Anyway, the plan for a ROM version of Castle Raider is to only use one ROM. If there is any free space, I hope to use it to include a couple of extra features.
The BBC version of Castle Raider was initially found to run too quickly. If you look at the code, you'll see that I just inserted additional delays where I wait for the next vsync, meaning that I drop a frame intentionally just to make the game playable. The Electron didn't have this problem. However, when running from ROM under Elkulator, the game is now unplayably fast, with associated flickering. Adding another wait-for-sync slows things down again, but it feels just a bit too slow. Further experiments are needed to see if there's a way we can keep things smooth but not too quick.
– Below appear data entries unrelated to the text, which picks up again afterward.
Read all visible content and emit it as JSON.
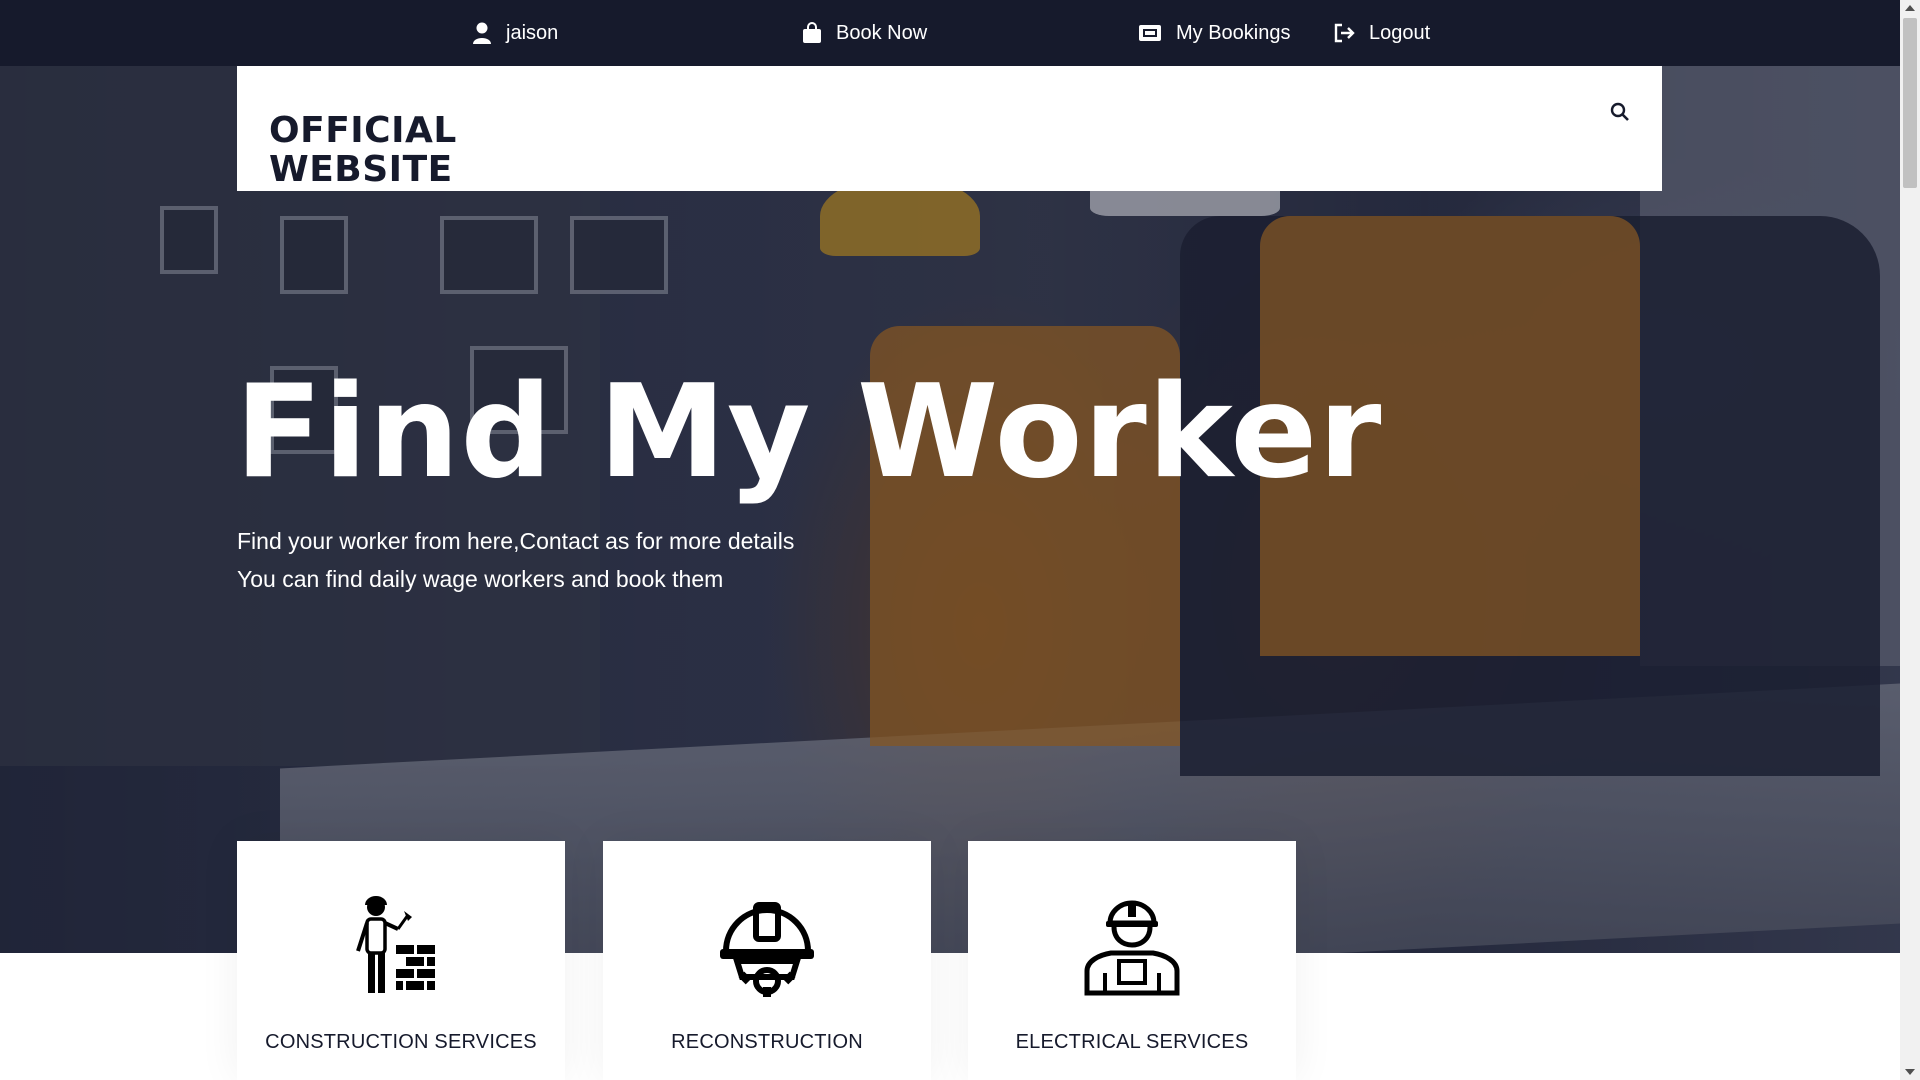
{
  "topbar": {
    "user": {
      "label": "jaison",
      "icon": "user-icon"
    },
    "book": {
      "label": "Book Now",
      "icon": "shopping-bag-icon"
    },
    "bookings": {
      "label": "My Bookings",
      "icon": "ticket-icon"
    },
    "logout": {
      "label": "Logout",
      "icon": "logout-icon"
    }
  },
  "header": {
    "logo_line1": "OFFICIAL",
    "logo_line2": "WEBSITE",
    "search_icon": "search-icon"
  },
  "hero": {
    "title": "Find My Worker",
    "subtitle_line1": "Find your worker from here,Contact as for more details",
    "subtitle_line2": "You can find daily wage workers and book them"
  },
  "services": [
    {
      "label": "CONSTRUCTION SERVICES",
      "icon": "bricklayer-worker-icon"
    },
    {
      "label": "RECONSTRUCTION",
      "icon": "helmet-gear-icon"
    },
    {
      "label": "ELECTRICAL SERVICES",
      "icon": "worker-person-icon"
    }
  ],
  "colors": {
    "topbar_bg": "#161a2c",
    "text_dark": "#161a2c",
    "white": "#ffffff"
  }
}
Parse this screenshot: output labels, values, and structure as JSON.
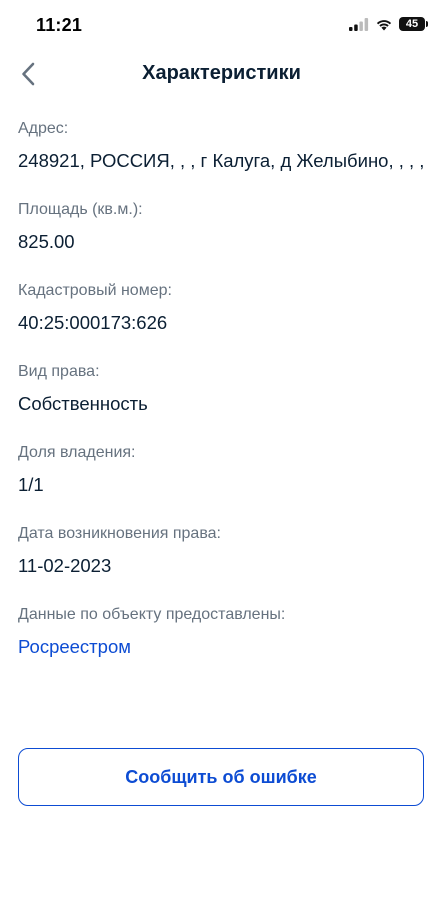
{
  "status_bar": {
    "time": "11:21",
    "battery": "45",
    "icons": [
      "signal-icon",
      "wifi-icon",
      "battery-icon"
    ]
  },
  "header": {
    "title": "Характеристики",
    "back_icon": "chevron-left-icon"
  },
  "fields": [
    {
      "label": "Адрес:",
      "value": "248921, РОССИЯ, , , г Калуга, д Желыбино, , , ,"
    },
    {
      "label": "Площадь (кв.м.):",
      "value": "825.00"
    },
    {
      "label": "Кадастровый номер:",
      "value": "40:25:000173:626"
    },
    {
      "label": "Вид права:",
      "value": "Собственность"
    },
    {
      "label": "Доля владения:",
      "value": "1/1"
    },
    {
      "label": "Дата возникновения права:",
      "value": "11-02-2023"
    }
  ],
  "source": {
    "label": "Данные по объекту предоставлены:",
    "link_text": "Росреестром"
  },
  "report_button": {
    "label": "Сообщить об ошибке"
  },
  "colors": {
    "text_primary": "#0b1f33",
    "text_secondary": "#66727f",
    "accent": "#0d4cd3"
  }
}
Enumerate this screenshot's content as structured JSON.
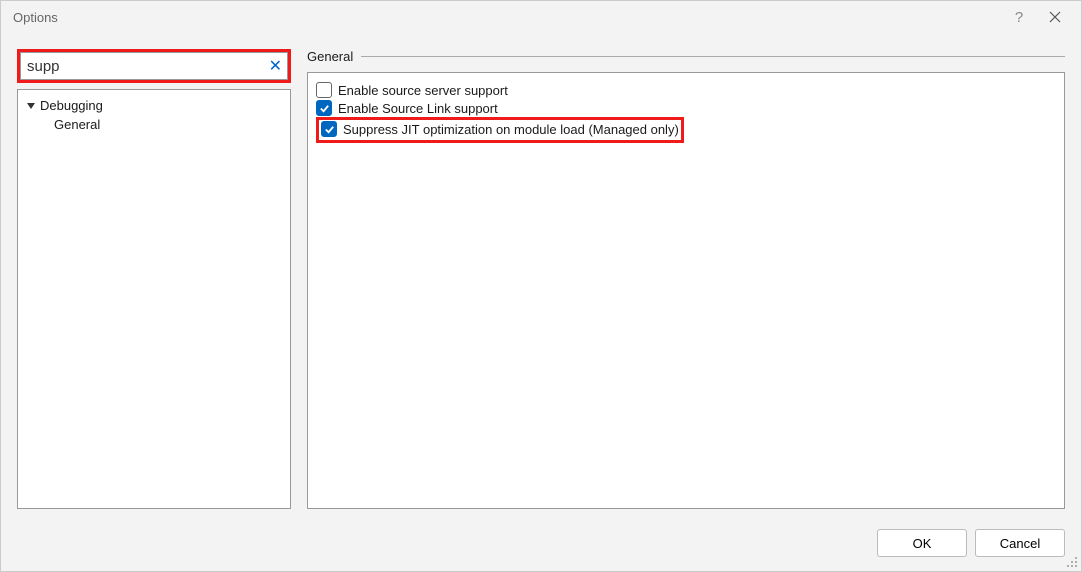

With plenty of room to spare in the 16K ROM, we can include some things in the game that were previously in the loader. One of these is the character selection screen. At the moment, only keyboard support is implemented for this, but now it occurs to me that a left/right joystick choice, a bit like the one in Arcadians, could also be good to implement.
|Choosing a character in the game itself.|
When I originally wrote the music, I had problems queuing the notes, so I wrote some code that supposedly waited for the channel 1 sound buffer to clear before playing each new note. I'm not even sure that it really worked correctly, but it turned out to be broken in the ROM version and unnecessary in the other versions. I reverted to code that simply plays the notes in a loop, using the OSWORD 7 call with a sound channel value that causes the routine to return only when the note has been played. However, this still didn't work in the ROM version.
Some experiments later and it turns out that utility ROMs didn't suffer from this problem, but language ROMs did, so it was time to turn to the collective wisdom of the Retro Software forum. To cut a long story short, I needed to ensure that interrupts are enabled when the language ROM is entered. There are other things that are required, and these are mentioned in section 9.1 of the Electron Advanced User Guide. Things like checking that the accumulator is 1 when the entry code is called and returning otherwise, and resetting the stack pointer. With these things in place, the music plays as intended and a new release was duly made.
I had considered adding more features to the ROM version - there are apparently 5160 bytes free - but I'm not so motivated to do so at the moment. It would be easy to add a bit more to the game completion code and even easier to add extra bits to the levels, but I don't have a clear idea of what I would do, so it's probably best to leave it for now.
While looking for articles describing the ULA, I found an article called We're taking control (first and second pages) from the April 1990 issue of Electron User, which I seem to vaguely recall reading at some point. The third program in the article uses bank switching to perform flicker-free animations. It's interesting to see that this technique was published during the Electron's heyday.
Copyright © 2015 David Boddie
Last updated: 2015-11-07 16:30:56 UTC